This simple activity can provide fun and some fine motor exercise for your little one! We play this game everywhere now, as I can always have the supplies in my purse.

What You’ll Need:

  • Rubber coated metal clips (I get them at the dollar store!)

How to Play

  • Always start each “level” by barely attaching the clips to the edge of something. You aren’t trying to “stump” your toddler right out of the gate! First you want to establish that they know how to get the clip off at each level.
  • Begin with something hard and sturdy where the pulling motion is towards themselves or down (not up). The edge of a toy crate can work, or a counter/table. Show your toddler how much FUN it can be to pull them off! (Find that inner child!) The rubber coating should protect your items, as well as make it easier to slip off. Increase the difficulty along with your toddler’s progress. You can even try clipping them so that they would need to pull “up” once they have the hang of it!
  • Attach the clips to a stuffed toy or blanket. Show your toddler how to hold the item with one hand, and pull the clip off with the other! This is great for core strength, stability and lateral motion – along with that grasping motion!
  • Attach the clips to your toddler’s clothes! We have a lot of fun with this one! I’ll put a clip on the feet of his PJs, up the legs, in his stomach region and even on the arm of his shirt. He has to coordinate all of his limbs to reach the clip and then pull against it! Be sure your little one is somewhere “soft” when you start this one. They often pull so hard they topple themselves backwards!
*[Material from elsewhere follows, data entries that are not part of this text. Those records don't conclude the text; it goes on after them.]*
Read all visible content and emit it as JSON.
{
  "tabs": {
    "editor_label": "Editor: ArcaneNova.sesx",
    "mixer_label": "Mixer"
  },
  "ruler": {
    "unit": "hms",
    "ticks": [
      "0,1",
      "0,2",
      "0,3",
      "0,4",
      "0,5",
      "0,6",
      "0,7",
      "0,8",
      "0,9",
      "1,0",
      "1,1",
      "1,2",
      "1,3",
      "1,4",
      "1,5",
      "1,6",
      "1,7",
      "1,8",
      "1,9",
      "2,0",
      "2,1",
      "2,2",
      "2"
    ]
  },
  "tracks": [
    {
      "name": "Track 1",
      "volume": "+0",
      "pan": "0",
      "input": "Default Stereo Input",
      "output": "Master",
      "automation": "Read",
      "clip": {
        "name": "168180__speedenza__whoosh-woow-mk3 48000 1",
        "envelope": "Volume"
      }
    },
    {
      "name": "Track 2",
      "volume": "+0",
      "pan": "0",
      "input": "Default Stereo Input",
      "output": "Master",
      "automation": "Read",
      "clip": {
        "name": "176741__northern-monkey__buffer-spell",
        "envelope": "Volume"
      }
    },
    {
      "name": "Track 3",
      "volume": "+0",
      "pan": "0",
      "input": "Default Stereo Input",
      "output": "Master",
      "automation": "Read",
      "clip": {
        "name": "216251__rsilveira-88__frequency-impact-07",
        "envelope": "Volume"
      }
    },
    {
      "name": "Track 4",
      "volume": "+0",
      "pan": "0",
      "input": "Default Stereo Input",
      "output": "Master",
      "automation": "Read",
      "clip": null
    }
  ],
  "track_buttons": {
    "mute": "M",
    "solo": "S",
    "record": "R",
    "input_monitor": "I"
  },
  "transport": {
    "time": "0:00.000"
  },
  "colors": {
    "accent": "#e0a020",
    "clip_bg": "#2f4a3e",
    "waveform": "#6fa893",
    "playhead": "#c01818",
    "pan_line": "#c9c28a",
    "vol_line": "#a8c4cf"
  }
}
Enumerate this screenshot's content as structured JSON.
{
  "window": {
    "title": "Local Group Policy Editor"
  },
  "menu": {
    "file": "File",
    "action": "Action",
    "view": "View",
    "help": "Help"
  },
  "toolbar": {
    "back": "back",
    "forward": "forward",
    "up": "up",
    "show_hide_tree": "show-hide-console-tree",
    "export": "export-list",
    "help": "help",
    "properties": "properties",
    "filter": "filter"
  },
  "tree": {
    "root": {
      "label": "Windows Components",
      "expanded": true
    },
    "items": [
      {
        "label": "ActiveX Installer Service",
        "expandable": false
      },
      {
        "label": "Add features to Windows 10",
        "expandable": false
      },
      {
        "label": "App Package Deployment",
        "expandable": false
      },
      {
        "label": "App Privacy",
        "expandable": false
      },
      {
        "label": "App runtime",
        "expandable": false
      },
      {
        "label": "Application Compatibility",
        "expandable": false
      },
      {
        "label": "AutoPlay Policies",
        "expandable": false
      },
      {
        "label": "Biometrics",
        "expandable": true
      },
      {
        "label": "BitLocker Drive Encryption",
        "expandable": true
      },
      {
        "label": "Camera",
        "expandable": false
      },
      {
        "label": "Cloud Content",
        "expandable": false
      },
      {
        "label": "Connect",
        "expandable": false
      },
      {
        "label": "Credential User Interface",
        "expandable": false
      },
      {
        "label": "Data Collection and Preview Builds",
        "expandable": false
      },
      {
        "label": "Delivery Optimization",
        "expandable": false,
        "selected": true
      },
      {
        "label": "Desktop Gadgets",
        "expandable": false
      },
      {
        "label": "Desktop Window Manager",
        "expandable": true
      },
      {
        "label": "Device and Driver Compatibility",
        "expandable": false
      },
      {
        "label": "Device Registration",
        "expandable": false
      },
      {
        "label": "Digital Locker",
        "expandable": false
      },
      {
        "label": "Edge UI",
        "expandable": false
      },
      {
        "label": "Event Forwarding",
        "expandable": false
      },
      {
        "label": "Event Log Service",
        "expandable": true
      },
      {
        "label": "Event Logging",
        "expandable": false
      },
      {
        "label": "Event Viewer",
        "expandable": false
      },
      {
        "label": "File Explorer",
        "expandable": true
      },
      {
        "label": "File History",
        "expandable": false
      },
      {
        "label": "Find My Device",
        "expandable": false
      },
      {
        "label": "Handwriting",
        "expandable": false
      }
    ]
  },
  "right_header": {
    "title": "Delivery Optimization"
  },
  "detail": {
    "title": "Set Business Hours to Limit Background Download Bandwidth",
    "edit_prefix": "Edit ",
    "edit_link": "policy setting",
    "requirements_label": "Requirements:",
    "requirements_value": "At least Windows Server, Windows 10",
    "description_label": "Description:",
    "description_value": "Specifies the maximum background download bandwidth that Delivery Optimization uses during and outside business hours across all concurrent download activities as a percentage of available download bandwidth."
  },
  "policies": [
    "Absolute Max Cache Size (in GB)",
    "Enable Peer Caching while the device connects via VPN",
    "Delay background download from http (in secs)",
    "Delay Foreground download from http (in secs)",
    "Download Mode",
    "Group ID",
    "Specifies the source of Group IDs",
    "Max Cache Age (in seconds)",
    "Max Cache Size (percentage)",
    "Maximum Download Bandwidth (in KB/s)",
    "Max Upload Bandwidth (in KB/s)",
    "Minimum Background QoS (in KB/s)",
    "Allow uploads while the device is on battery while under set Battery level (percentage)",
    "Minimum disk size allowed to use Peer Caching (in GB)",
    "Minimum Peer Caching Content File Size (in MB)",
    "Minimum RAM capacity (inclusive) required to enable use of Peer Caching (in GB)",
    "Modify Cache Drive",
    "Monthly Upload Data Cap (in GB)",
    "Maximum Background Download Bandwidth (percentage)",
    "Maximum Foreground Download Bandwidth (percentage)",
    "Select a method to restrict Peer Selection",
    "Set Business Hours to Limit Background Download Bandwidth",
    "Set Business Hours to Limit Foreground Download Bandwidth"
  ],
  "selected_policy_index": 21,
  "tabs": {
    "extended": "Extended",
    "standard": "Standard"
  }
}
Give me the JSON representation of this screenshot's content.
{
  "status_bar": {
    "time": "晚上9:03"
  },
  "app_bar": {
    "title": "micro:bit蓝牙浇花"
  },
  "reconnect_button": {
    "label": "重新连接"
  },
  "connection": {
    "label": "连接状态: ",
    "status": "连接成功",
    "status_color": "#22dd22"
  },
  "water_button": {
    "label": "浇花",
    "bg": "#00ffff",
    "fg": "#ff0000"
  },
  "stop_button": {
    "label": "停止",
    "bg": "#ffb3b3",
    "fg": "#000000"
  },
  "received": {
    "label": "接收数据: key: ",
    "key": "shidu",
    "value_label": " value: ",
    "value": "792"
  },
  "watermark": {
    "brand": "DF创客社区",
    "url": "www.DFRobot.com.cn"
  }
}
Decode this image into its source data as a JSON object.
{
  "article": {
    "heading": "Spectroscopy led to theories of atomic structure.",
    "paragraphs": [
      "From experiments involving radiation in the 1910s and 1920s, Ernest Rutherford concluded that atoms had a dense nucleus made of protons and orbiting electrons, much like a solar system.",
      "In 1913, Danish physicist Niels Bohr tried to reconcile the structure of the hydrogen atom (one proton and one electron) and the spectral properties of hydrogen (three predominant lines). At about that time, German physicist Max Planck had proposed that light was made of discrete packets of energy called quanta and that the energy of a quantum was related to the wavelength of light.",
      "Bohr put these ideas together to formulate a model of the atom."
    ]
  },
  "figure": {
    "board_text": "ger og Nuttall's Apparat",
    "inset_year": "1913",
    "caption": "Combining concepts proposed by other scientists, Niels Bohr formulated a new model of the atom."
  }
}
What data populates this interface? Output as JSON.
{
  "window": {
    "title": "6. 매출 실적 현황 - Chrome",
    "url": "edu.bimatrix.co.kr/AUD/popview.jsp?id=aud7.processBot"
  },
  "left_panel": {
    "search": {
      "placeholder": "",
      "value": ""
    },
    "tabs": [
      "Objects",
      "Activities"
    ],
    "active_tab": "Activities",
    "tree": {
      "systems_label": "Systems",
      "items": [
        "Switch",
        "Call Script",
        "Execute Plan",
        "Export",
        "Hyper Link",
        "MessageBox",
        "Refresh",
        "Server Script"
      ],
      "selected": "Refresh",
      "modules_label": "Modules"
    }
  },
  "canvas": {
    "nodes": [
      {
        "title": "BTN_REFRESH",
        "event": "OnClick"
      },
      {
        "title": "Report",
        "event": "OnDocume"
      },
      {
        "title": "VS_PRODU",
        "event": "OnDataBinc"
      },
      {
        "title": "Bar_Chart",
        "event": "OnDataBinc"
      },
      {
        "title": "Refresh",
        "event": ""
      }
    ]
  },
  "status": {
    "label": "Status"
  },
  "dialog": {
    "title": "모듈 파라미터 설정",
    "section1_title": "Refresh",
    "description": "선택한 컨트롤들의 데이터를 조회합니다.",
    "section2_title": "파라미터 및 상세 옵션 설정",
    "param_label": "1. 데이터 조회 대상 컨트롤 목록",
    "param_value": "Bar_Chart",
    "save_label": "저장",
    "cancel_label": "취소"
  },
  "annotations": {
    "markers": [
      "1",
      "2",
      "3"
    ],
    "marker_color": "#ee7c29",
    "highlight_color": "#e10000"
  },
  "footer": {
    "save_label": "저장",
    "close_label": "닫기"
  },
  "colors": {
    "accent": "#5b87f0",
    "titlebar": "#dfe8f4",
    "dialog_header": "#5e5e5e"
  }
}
When Pip has to wait somewhere in his car seat or stroller I’ll pull out this activity for a few minutes of cheap entertainment!

More dollar store activities to come! Stay tuned!

❤ Tara